What you should do = Which lines of the records below contain the word "Library"? Show each one.

Recorded data =
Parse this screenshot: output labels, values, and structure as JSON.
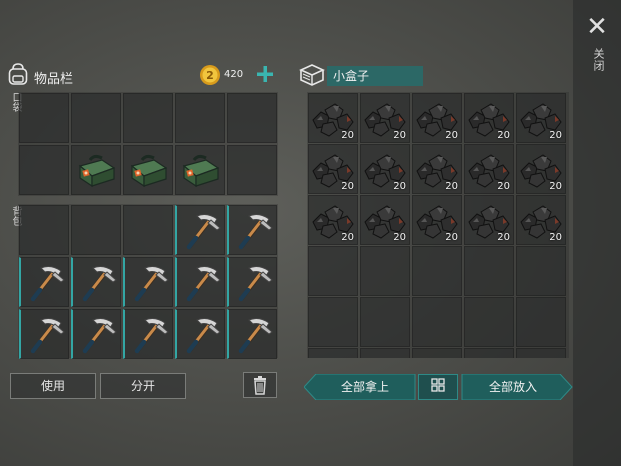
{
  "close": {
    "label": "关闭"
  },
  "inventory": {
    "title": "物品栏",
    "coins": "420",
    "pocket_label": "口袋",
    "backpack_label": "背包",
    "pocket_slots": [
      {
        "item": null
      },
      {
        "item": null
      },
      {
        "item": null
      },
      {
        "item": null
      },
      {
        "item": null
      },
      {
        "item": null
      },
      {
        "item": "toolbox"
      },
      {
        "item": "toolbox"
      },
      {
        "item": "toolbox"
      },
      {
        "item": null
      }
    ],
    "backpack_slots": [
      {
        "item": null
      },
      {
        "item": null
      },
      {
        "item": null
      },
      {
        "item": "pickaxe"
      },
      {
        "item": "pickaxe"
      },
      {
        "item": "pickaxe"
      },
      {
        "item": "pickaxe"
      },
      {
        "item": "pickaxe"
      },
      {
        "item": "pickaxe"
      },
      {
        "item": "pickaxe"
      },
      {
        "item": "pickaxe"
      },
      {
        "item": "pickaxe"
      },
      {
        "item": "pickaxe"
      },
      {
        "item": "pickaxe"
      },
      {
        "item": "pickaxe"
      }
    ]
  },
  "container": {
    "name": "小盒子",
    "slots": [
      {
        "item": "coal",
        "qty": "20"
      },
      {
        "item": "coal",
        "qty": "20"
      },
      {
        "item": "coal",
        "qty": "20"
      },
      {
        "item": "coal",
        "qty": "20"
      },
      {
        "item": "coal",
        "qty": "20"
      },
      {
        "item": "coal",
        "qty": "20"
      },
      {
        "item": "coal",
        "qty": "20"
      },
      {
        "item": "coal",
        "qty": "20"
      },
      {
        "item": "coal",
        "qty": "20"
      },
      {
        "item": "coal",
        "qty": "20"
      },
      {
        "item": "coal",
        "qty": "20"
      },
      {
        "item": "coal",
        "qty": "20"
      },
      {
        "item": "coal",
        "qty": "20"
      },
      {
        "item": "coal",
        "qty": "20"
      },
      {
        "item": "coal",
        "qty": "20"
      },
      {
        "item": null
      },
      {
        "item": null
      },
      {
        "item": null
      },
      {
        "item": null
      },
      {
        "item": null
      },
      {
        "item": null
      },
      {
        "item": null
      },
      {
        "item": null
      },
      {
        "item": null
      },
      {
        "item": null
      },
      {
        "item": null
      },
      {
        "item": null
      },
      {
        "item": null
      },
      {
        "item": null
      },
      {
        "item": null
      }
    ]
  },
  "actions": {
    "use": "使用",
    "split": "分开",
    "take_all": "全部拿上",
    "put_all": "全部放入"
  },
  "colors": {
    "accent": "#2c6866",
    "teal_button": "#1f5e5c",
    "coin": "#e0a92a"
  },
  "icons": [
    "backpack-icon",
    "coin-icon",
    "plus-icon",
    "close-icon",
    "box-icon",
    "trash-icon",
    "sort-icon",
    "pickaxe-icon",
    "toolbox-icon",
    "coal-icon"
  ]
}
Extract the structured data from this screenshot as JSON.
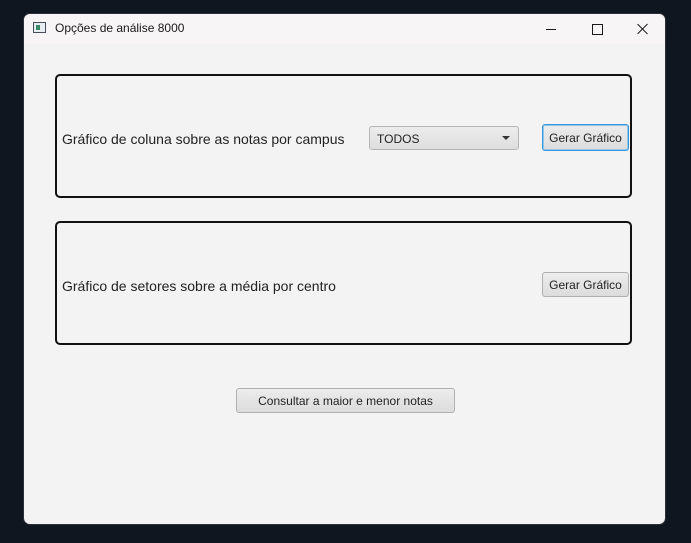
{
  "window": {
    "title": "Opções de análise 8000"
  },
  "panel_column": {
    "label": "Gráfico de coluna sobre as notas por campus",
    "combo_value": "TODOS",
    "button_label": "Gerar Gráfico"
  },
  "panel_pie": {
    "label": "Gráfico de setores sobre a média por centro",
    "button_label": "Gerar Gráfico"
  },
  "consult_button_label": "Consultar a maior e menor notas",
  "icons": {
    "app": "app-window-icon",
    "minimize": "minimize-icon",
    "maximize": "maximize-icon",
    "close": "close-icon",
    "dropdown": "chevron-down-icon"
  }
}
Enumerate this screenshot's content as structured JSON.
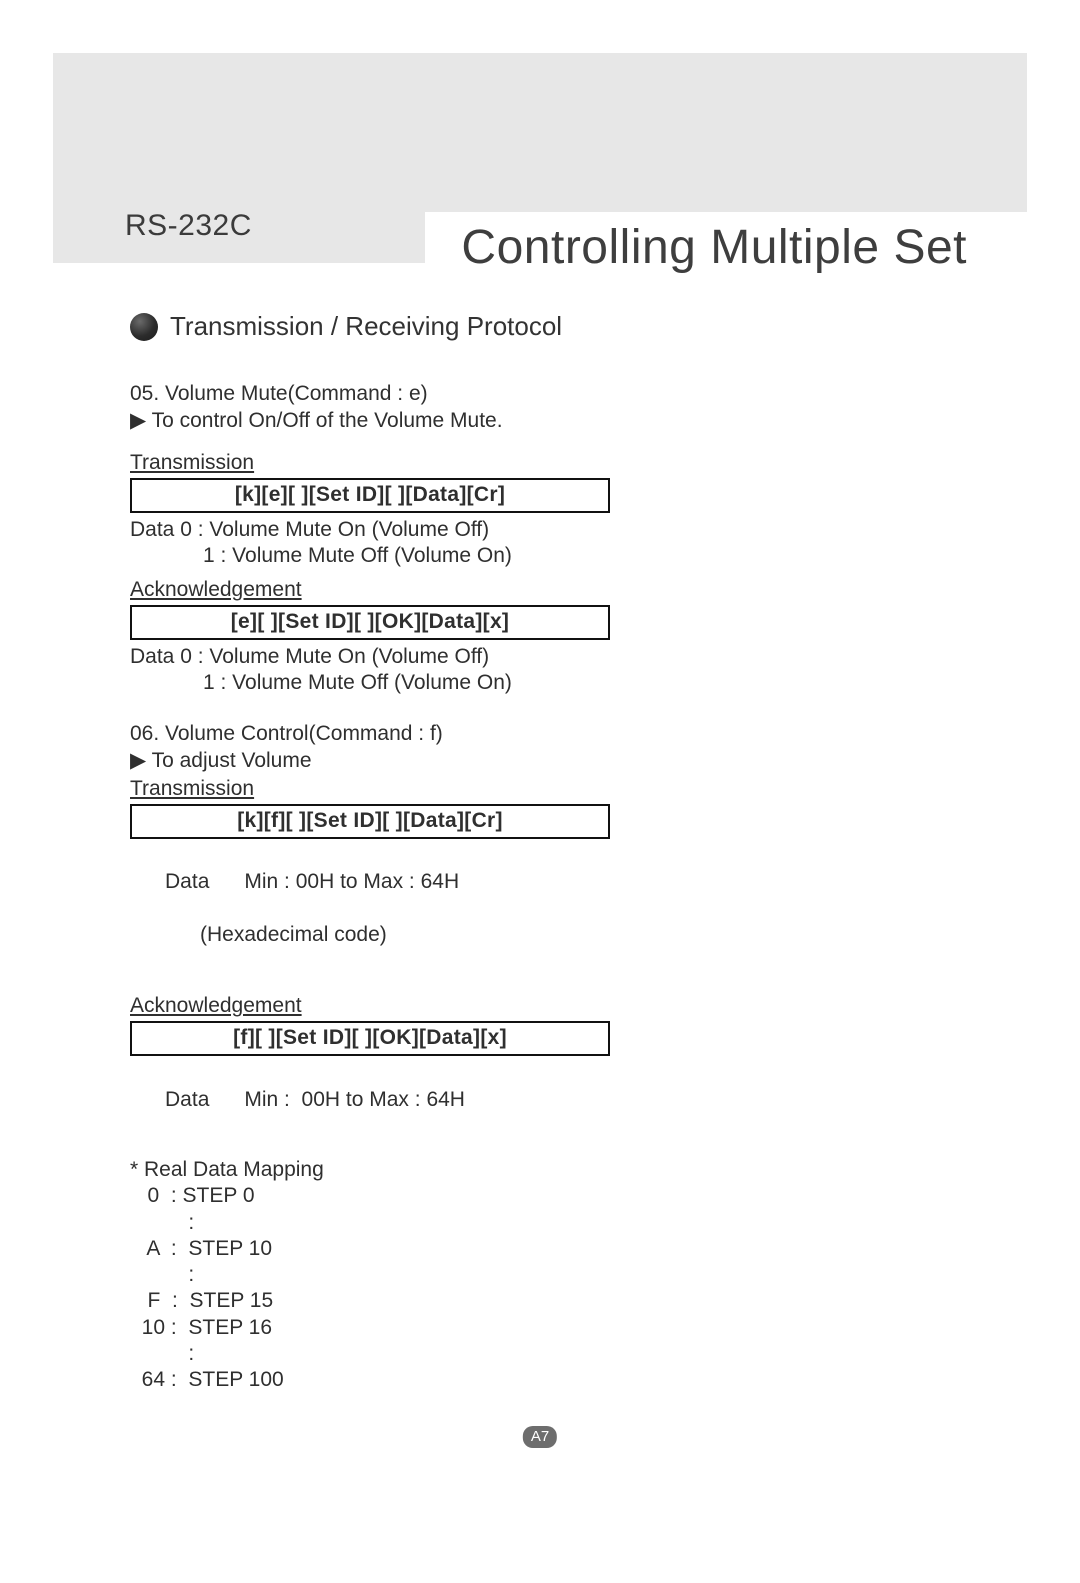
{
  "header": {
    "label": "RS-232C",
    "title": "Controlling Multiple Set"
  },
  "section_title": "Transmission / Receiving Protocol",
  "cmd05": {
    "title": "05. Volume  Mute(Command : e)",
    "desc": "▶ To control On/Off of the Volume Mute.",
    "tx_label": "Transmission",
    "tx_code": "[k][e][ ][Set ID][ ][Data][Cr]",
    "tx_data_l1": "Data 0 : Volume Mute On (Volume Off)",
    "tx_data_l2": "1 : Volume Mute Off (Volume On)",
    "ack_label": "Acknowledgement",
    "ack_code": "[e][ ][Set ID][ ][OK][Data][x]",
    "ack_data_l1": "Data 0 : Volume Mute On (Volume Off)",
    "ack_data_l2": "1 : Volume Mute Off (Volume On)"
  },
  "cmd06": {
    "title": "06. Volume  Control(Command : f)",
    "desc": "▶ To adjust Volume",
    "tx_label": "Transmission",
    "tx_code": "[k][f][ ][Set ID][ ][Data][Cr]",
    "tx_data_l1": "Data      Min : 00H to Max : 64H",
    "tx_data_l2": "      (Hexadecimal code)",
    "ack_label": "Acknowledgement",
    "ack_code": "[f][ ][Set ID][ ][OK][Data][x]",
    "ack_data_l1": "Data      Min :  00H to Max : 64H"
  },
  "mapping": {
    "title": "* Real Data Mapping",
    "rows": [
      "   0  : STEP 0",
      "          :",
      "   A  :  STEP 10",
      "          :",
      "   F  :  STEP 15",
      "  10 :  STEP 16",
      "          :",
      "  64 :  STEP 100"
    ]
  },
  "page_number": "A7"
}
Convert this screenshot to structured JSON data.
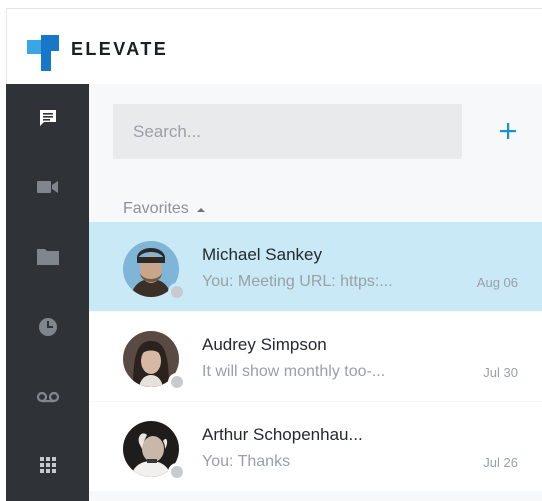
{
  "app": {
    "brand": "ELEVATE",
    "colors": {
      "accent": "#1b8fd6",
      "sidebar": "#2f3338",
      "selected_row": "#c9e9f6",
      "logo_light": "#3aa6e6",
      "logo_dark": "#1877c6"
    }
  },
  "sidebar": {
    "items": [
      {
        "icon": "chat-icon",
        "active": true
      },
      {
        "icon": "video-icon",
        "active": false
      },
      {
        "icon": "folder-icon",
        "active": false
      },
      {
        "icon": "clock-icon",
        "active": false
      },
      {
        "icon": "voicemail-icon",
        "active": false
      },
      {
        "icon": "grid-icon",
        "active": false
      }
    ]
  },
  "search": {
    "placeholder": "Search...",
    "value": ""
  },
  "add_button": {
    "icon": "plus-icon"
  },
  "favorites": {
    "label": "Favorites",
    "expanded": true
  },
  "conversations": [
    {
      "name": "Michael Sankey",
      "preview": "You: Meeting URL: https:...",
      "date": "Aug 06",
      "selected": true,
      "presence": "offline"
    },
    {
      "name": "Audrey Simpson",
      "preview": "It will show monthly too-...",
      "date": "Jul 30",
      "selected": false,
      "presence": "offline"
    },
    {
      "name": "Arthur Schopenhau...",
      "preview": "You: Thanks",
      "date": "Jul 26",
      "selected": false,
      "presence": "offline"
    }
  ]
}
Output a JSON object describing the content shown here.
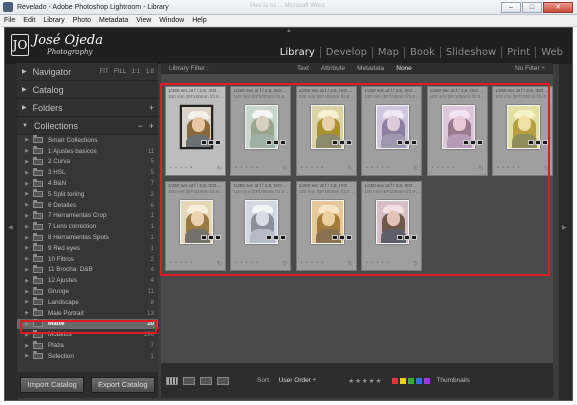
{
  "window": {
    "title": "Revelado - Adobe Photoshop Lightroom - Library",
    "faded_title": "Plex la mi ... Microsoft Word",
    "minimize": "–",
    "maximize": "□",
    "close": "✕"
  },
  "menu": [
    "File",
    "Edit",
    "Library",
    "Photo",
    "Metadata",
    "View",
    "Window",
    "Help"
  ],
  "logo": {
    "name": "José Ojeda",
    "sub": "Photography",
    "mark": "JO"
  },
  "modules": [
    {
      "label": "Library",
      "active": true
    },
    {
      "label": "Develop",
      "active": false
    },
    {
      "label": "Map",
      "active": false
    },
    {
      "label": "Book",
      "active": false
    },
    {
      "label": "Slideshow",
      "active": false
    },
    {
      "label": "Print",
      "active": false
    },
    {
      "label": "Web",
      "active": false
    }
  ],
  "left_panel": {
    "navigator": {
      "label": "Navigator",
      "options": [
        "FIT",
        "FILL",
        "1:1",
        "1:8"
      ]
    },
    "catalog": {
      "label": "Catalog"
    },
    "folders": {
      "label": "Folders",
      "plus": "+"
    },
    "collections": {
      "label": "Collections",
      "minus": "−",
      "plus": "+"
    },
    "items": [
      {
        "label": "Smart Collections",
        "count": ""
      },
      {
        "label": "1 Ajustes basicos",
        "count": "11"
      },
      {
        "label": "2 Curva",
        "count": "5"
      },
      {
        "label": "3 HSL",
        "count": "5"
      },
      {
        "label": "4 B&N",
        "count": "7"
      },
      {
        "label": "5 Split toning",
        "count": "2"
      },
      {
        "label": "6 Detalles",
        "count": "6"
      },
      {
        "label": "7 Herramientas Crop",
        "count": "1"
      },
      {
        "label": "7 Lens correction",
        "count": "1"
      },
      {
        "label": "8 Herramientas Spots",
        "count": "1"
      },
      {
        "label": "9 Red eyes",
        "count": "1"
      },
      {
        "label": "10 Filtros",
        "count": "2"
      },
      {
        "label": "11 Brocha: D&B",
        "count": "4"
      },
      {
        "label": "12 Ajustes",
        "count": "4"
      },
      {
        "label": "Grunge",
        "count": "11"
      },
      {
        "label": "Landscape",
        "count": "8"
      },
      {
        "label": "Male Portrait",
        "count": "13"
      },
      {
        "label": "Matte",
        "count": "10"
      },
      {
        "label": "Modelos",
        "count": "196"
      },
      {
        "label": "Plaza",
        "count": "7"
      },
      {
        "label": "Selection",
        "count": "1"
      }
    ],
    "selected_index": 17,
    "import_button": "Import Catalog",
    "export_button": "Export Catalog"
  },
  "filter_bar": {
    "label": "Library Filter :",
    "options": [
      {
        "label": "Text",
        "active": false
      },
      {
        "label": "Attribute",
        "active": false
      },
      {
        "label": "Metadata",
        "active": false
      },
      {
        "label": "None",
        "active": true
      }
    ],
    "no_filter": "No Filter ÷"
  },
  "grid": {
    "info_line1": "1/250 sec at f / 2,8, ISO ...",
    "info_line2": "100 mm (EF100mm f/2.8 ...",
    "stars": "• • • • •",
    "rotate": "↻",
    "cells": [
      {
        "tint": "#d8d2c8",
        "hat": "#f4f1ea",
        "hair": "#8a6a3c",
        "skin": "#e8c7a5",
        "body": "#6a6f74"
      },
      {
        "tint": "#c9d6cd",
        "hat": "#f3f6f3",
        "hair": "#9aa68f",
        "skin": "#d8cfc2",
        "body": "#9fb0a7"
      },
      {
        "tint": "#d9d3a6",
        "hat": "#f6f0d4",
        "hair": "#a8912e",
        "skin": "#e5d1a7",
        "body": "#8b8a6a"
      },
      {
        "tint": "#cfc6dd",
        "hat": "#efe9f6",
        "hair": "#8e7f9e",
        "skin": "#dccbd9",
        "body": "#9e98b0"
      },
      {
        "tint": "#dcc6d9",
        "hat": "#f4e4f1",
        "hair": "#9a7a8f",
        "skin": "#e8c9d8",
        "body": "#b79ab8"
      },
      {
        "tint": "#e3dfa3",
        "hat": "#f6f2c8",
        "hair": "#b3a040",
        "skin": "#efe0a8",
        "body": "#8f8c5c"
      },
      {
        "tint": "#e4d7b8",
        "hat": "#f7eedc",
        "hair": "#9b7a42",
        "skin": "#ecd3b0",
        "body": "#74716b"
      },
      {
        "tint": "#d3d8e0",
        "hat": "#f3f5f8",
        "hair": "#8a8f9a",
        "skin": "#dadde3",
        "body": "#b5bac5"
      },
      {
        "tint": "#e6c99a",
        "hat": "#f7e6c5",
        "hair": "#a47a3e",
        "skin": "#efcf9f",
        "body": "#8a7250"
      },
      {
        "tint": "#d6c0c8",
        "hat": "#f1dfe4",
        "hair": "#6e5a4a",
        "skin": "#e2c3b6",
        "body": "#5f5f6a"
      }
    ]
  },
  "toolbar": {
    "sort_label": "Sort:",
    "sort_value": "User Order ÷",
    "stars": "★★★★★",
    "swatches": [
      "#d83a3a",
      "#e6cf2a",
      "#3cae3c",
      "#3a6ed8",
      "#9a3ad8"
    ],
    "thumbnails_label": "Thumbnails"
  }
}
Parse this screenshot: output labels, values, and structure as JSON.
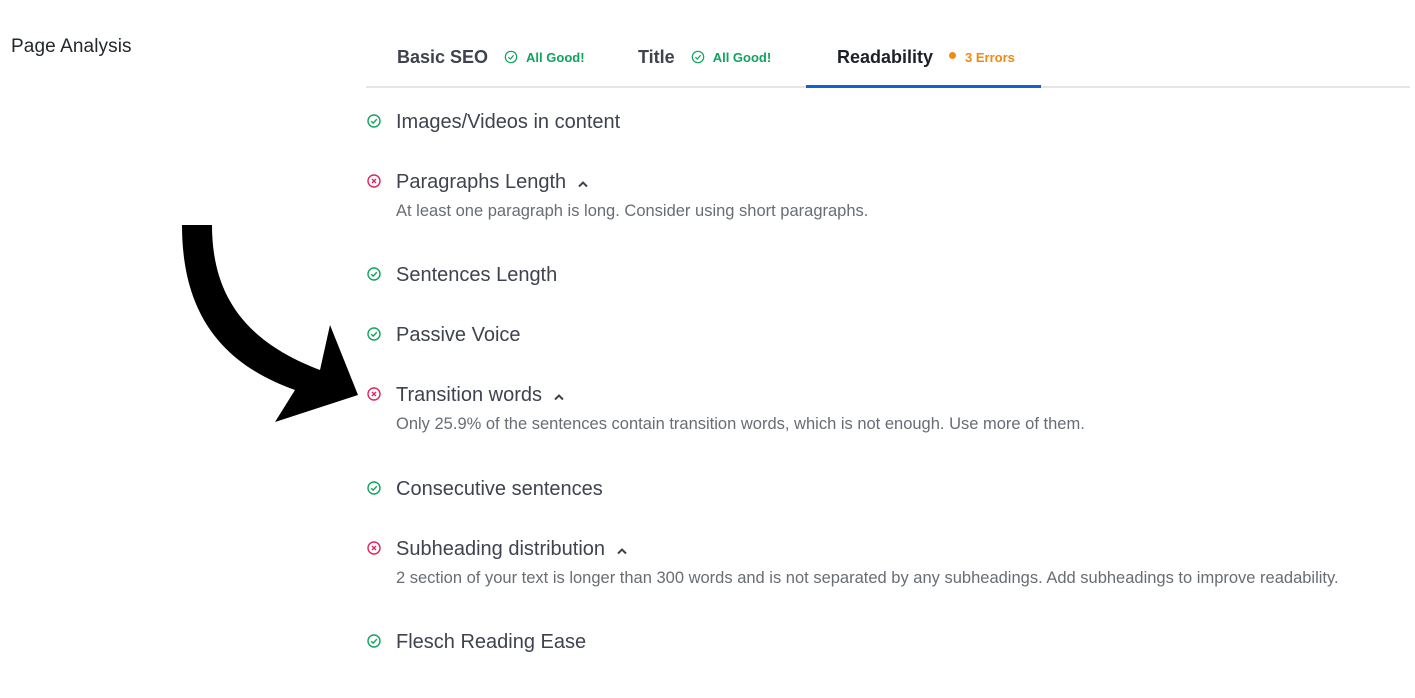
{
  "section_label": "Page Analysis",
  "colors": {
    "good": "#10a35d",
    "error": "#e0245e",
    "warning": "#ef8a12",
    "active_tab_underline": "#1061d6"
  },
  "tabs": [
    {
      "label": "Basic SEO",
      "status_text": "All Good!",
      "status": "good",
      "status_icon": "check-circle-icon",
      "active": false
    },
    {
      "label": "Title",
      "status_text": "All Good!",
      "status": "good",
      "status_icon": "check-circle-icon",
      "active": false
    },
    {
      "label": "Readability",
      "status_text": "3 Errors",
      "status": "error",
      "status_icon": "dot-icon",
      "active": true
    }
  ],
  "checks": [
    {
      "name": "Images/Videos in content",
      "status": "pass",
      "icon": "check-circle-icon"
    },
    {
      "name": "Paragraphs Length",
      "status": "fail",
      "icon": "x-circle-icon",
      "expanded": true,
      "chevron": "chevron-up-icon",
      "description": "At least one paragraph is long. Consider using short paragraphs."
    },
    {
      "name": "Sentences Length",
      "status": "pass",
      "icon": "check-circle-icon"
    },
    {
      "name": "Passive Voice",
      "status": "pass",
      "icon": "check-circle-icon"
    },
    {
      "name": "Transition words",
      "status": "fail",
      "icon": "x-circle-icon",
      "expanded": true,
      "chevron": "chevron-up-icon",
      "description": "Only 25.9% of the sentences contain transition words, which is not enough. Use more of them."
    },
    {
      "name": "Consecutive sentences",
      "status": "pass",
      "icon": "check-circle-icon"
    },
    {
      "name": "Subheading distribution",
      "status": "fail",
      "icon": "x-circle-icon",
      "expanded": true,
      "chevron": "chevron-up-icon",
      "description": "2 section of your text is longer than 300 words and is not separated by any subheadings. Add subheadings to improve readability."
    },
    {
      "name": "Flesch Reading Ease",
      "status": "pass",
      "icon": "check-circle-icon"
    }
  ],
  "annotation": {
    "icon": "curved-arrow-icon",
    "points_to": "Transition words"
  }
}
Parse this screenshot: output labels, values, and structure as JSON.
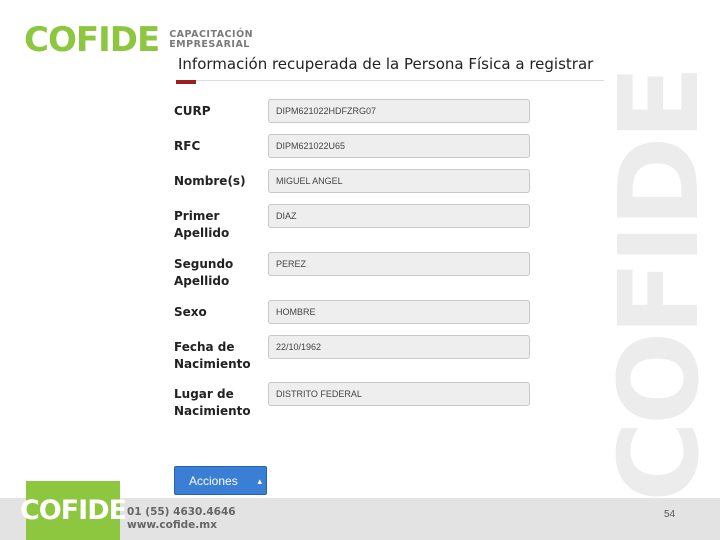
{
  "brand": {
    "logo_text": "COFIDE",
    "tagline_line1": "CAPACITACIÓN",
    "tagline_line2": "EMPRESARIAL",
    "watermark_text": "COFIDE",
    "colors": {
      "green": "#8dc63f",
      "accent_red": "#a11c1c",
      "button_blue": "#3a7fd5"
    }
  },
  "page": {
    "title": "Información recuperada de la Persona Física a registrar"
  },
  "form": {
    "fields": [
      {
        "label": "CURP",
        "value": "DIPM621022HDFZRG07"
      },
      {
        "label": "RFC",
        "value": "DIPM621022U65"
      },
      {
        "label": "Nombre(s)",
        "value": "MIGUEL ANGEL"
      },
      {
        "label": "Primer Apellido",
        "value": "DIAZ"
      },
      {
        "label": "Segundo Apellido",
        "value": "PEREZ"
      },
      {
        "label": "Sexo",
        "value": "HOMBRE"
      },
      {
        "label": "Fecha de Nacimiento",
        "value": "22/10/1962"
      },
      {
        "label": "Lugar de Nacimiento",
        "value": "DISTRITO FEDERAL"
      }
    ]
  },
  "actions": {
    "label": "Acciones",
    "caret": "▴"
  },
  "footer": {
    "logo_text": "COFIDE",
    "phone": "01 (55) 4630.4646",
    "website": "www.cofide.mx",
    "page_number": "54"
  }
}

Output =
    "title": "Revelado - Adobe Photoshop Lightroom - Library",
    "Library",
      "label": "Library",
    "label": "Library Filter :",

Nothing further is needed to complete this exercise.